Tipping and Scorching
Tipping happens to roasted beans when the temperature of the roaster is too high. Some people confuse this with scorching, although there is a difference. The difference between tipping and scorching is the spot on the bean where dark marks appear. With scorching, this appears on the flat side of the bean, while with tipping, it is on the tips.
Most of the time, scorching happens because your drum is too hot. The beans touch a surface whose temperature is too high. You can prevent this by lowering the charge temperature of the coffee roaster. Another problem can be the speed of the drum which is too low. Another solution is to speed up the drum.
How does tipping occur?
Dark marks on your beans will appear when your charge temperature or bean temperature is too hot. Because the beans can’t conduct or absorb the heat fast enough, it burns in a particular area. Some people say this happens during the second crack.
How to recognize a scorched bean?

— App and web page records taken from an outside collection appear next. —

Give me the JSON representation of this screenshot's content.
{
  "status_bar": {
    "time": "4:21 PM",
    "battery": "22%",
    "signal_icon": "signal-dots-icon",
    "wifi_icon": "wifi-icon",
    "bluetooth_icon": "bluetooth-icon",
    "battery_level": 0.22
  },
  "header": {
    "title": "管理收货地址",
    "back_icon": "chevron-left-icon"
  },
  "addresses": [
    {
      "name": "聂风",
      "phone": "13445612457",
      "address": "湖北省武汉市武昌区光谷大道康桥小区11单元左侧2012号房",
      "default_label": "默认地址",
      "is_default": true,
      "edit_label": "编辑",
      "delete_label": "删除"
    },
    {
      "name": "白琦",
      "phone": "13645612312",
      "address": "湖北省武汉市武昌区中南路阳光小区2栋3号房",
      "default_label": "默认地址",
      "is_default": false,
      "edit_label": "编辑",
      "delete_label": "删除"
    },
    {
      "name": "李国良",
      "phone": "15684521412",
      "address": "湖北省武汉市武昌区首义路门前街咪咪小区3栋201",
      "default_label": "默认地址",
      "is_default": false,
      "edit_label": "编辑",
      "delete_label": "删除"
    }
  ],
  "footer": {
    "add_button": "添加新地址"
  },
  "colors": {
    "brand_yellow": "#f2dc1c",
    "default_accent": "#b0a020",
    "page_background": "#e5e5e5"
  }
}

It is quite easy to recognize scorching. One of the sides of the roasted coffee bean is charred and looks darker than the other sides. Most of the time, it’s the flat side that is burned. When you can’t see it, you can taste it. The coffee tastes burnt, bitter, and smoky. Not the taste you wish for your coffee.
Coffee roasting resources:
If you need more information about the roasting process, keep on reading! We spoke with coffee roasters and this is what they recommend.
- Many sources
“There is a lot of good information to find in online forums, books, and various training centers. I think reading various sources is better than subscribing to just one method or theory.” – Katie Cates, Mechanic Coffee.
- Willem Boot
“I went to William Boots campus for a week. I want to keep developing and attend a roasting camp every year.” – Giorgi Aivazyan, Coffee LAB. Great to hear that our very own ambassador is a great source! If you can’t attend the campus, we recommend you sign up for the Willem Boot Behind the Roast masterclasses. Every month, Willem shares his knowledge and experience, while roasting coffee! You can sign up here: Giesen Behind the Roast – Free 30 day mini course
- The SCA
Darius, Vero Coffee House: “Attending the SCA Roasters Guild Retreats, SCA events, and trainings.” Read more about the SCA and their events.
- The 30-day free Giesen business course
Learn and explore your roasting business in a 30-day free course! Including a free handbook. We consulted many sources and used our network of ambassadors, distributors, and clients. They all contributed to creating the downloads and the mini-course. You can expect 14 emails packed with free tips and experiences from real coffee roasters. Some emails contain a video with a personal message, other emails show you the most useful sources for coffee roasters. Sign up here: Giesen Business Package – Free 30 day mini course